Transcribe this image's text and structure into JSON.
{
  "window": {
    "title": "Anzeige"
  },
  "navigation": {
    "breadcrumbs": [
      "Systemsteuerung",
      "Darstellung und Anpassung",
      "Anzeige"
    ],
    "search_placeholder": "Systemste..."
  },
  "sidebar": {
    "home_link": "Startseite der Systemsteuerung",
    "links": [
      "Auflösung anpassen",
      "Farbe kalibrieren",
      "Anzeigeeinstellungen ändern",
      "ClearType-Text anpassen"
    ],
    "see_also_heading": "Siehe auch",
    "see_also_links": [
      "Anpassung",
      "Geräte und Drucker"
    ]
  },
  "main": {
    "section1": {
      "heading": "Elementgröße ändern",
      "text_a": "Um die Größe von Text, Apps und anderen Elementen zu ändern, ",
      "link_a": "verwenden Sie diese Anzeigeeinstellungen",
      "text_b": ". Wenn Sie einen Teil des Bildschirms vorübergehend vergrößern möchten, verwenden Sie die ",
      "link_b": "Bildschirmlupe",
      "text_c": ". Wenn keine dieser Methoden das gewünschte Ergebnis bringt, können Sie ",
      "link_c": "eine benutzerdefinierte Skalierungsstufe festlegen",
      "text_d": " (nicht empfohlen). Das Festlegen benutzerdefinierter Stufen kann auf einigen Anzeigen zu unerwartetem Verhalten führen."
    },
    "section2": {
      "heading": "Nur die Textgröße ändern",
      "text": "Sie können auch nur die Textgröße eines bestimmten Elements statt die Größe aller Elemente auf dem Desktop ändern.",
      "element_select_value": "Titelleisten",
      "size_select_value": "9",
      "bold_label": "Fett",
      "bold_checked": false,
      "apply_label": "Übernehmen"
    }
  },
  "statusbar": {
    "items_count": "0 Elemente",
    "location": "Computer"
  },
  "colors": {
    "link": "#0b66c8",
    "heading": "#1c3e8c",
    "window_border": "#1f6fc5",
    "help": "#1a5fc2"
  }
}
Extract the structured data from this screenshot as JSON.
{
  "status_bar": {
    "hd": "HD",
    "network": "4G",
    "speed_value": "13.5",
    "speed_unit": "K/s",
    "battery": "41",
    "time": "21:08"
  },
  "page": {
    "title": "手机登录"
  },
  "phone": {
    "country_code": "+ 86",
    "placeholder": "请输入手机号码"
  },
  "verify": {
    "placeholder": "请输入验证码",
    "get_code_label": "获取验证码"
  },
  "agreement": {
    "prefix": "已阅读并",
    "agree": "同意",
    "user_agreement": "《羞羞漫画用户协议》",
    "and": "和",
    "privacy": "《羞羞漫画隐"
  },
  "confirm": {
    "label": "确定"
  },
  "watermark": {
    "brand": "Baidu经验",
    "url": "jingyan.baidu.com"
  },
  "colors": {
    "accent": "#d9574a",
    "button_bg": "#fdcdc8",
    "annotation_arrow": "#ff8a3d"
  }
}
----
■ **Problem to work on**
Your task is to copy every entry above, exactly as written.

■ **Response below**
Transcribe this image's text and structure into JSON.
{
  "window": {
    "title": "Anzeige"
  },
  "navigation": {
    "breadcrumbs": [
      "Systemsteuerung",
      "Darstellung und Anpassung",
      "Anzeige"
    ],
    "search_placeholder": "Systemste..."
  },
  "sidebar": {
    "home_link": "Startseite der Systemsteuerung",
    "links": [
      "Auflösung anpassen",
      "Farbe kalibrieren",
      "Anzeigeeinstellungen ändern",
      "ClearType-Text anpassen"
    ],
    "see_also_heading": "Siehe auch",
    "see_also_links": [
      "Anpassung",
      "Geräte und Drucker"
    ]
  },
  "main": {
    "section1": {
      "heading": "Elementgröße ändern",
      "text_a": "Um die Größe von Text, Apps und anderen Elementen zu ändern, ",
      "link_a": "verwenden Sie diese Anzeigeeinstellungen",
      "text_b": ". Wenn Sie einen Teil des Bildschirms vorübergehend vergrößern möchten, verwenden Sie die ",
      "link_b": "Bildschirmlupe",
      "text_c": ". Wenn keine dieser Methoden das gewünschte Ergebnis bringt, können Sie ",
      "link_c": "eine benutzerdefinierte Skalierungsstufe festlegen",
      "text_d": " (nicht empfohlen). Das Festlegen benutzerdefinierter Stufen kann auf einigen Anzeigen zu unerwartetem Verhalten führen."
    },
    "section2": {
      "heading": "Nur die Textgröße ändern",
      "text": "Sie können auch nur die Textgröße eines bestimmten Elements statt die Größe aller Elemente auf dem Desktop ändern.",
      "element_select_value": "Titelleisten",
      "size_select_value": "9",
      "bold_label": "Fett",
      "bold_checked": false,
      "apply_label": "Übernehmen"
    }
  },
  "statusbar": {
    "items_count": "0 Elemente",
    "location": "Computer"
  },
  "colors": {
    "link": "#0b66c8",
    "heading": "#1c3e8c",
    "window_border": "#1f6fc5",
    "help": "#1a5fc2"
  }
}
Extract the structured data from this screenshot as JSON.
{
  "status_bar": {
    "hd": "HD",
    "network": "4G",
    "speed_value": "13.5",
    "speed_unit": "K/s",
    "battery": "41",
    "time": "21:08"
  },
  "page": {
    "title": "手机登录"
  },
  "phone": {
    "country_code": "+ 86",
    "placeholder": "请输入手机号码"
  },
  "verify": {
    "placeholder": "请输入验证码",
    "get_code_label": "获取验证码"
  },
  "agreement": {
    "prefix": "已阅读并",
    "agree": "同意",
    "user_agreement": "《羞羞漫画用户协议》",
    "and": "和",
    "privacy": "《羞羞漫画隐"
  },
  "confirm": {
    "label": "确定"
  },
  "watermark": {
    "brand": "Baidu经验",
    "url": "jingyan.baidu.com"
  },
  "colors": {
    "accent": "#d9574a",
    "button_bg": "#fdcdc8",
    "annotation_arrow": "#ff8a3d"
  }
}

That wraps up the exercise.